(Data provided Opens)
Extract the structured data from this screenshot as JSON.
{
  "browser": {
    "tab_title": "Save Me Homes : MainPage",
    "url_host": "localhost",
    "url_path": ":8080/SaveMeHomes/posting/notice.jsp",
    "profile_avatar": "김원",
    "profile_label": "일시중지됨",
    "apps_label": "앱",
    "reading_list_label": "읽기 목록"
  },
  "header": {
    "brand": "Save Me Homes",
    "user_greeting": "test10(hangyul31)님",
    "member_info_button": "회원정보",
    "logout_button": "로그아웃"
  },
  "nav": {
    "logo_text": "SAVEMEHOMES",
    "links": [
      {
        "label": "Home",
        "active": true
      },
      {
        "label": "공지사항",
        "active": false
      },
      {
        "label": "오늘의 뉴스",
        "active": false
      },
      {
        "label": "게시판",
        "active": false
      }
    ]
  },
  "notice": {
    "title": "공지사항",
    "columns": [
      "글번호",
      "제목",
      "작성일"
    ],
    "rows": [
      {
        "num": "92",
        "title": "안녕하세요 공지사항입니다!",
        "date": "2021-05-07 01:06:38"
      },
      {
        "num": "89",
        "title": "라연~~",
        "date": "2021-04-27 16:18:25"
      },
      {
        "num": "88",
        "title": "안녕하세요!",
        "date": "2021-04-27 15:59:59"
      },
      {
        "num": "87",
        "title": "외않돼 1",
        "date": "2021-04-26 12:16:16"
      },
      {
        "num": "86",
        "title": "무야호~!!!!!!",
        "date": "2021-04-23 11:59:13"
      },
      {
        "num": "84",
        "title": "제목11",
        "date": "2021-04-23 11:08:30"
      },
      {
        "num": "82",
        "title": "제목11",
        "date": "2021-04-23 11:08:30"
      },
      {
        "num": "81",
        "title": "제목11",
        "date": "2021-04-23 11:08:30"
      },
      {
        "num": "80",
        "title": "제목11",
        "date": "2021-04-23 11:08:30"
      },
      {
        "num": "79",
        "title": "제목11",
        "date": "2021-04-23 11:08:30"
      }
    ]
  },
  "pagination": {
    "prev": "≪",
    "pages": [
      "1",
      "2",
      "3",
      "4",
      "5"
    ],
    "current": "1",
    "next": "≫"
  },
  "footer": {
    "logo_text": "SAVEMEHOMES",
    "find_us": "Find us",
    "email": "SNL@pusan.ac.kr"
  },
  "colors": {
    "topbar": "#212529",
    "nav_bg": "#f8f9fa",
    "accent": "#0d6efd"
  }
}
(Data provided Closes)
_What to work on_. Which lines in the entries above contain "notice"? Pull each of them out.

_Exercise solution_.
    "url_path": ":8080/SaveMeHomes/posting/notice.jsp",
  "notice": {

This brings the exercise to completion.